Before planning a camera’s movement(s), considers two things: the narrative’s perspective (e.g. first person, third person); and the relation between an object or character and his/her environment, including emotions.
Depending on the narrative’s perspective, camera movement will first depend on how and who is telling the story. In film, this is usually a combination of more than one. If from a first-person perspective, you may want to include some handheld point of view shots (POV), as if seeing from the eyes of the character experiencing the action. Shots set up at the character’s eye level along with certain camera movements may mimic the way characters view their surroundings. For example, pans mimic the turning of a head in order to see the surroundings. Handheld dolly shots or Steadicam shots work best for POV shots of a character, and will give the audience a look (and feel) of what the character is experiencing.

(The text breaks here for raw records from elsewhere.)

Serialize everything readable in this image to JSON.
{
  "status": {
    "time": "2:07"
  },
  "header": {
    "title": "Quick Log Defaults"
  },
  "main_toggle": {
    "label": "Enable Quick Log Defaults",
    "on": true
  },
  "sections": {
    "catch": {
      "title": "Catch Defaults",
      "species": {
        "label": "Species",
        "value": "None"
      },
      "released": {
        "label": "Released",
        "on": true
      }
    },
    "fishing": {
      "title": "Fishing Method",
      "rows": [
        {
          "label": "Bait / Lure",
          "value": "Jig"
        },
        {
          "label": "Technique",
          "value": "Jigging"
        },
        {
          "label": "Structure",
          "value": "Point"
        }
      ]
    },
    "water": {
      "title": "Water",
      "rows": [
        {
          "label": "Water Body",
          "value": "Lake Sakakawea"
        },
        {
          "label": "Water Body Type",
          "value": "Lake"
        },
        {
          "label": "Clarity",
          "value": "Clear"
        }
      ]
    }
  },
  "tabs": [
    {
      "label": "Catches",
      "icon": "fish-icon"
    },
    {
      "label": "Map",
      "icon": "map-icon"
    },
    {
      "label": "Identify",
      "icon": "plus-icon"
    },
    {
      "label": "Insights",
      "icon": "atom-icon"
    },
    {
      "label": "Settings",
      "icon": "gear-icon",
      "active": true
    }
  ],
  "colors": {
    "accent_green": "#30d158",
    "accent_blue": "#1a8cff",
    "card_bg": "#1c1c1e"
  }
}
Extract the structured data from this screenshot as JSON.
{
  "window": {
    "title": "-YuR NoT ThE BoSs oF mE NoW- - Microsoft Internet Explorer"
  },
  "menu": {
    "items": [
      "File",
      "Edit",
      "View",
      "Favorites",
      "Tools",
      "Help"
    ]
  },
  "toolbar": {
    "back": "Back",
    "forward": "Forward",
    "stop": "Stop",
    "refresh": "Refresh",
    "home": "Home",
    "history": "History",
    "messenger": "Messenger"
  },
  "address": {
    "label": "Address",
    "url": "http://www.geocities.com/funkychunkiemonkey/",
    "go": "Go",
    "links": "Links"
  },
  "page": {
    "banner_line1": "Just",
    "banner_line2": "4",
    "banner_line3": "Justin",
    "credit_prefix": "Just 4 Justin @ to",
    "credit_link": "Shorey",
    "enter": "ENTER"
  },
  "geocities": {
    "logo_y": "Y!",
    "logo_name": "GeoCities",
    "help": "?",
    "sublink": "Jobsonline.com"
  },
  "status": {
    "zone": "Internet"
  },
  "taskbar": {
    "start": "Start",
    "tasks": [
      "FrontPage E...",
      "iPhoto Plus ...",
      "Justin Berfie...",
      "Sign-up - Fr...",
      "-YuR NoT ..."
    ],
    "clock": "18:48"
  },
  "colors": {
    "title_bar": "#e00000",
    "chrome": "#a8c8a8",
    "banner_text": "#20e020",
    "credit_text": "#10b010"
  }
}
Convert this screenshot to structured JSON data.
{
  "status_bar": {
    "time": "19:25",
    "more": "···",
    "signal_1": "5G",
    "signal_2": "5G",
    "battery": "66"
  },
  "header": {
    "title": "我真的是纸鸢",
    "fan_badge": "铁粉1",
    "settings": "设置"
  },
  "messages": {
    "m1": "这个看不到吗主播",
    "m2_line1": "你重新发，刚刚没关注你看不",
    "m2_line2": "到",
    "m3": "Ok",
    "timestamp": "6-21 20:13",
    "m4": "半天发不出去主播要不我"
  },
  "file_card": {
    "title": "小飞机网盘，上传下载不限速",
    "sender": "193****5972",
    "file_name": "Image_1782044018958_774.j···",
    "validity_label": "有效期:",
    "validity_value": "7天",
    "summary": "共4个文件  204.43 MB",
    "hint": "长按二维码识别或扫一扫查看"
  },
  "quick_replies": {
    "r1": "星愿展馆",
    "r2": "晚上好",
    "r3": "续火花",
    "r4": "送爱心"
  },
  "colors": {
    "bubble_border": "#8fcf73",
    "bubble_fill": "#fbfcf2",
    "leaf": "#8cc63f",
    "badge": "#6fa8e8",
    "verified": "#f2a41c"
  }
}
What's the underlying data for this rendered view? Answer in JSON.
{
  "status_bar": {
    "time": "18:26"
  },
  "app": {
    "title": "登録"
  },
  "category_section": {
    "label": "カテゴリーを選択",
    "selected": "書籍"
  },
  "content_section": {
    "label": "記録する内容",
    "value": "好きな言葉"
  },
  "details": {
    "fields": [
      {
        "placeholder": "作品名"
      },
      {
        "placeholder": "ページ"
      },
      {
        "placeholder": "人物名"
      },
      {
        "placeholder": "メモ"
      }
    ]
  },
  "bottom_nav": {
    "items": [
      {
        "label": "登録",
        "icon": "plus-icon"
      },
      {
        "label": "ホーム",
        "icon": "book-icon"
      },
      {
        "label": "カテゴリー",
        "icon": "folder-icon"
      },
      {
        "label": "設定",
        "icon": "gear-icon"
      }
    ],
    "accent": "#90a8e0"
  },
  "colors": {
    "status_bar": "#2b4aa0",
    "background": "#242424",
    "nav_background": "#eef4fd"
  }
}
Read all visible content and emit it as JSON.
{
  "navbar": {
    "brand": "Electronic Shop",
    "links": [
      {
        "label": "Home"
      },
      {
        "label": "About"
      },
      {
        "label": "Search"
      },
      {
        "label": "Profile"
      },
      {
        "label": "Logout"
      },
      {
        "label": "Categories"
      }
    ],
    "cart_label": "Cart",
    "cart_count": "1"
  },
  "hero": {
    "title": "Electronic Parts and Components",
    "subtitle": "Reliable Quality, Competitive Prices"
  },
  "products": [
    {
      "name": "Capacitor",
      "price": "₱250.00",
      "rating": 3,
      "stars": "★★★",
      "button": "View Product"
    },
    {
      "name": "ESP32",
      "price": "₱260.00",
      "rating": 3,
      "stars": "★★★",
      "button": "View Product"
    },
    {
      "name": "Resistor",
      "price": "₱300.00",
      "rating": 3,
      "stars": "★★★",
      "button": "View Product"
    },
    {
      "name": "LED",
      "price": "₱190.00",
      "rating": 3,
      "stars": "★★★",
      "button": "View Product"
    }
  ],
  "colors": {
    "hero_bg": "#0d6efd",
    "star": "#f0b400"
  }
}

If you’re wanting to shoot the entire film from the first person perspective with all POV shots, keep the audience engaged with other creative techniques or camera angles and compositions, for an overly shaky camera throughout the entire length can disorient the viewers and have them lose interest; use a still camera or Steadicam for some of the shots.
How a camera moves around the characters and objects also contributes emotions to the narrative or action. No matter the narrative’s perspective, the way a camera moves will ultimately detail the emotion of the action and the relation between object(s) and character(s). Imagine a fight scene with graceful and smooth sweeping tracking and crane shots around two character’s fighting. The scene may create an epic feel, a dreamlike state, or capturing the fight as if an art, such as a dance. Now, imagine the same fight scene, this time with shaky, handheld dolly shots. This will create a more edgy feel, heightened with anticipation and uncertainty. Depending on the overall mood, consider the relation between the subjects involved in the action. Don’t be afraid to move the camera inside and/or around the action.
Some emotions camera movements may reveal are: freedom, abandonment, excitement, fear and tension. Give the audience a better feeling of being present by revealing new space around the action and create emotion with the use of camera movement. Experiment to see what type of camera movements will work for your special production.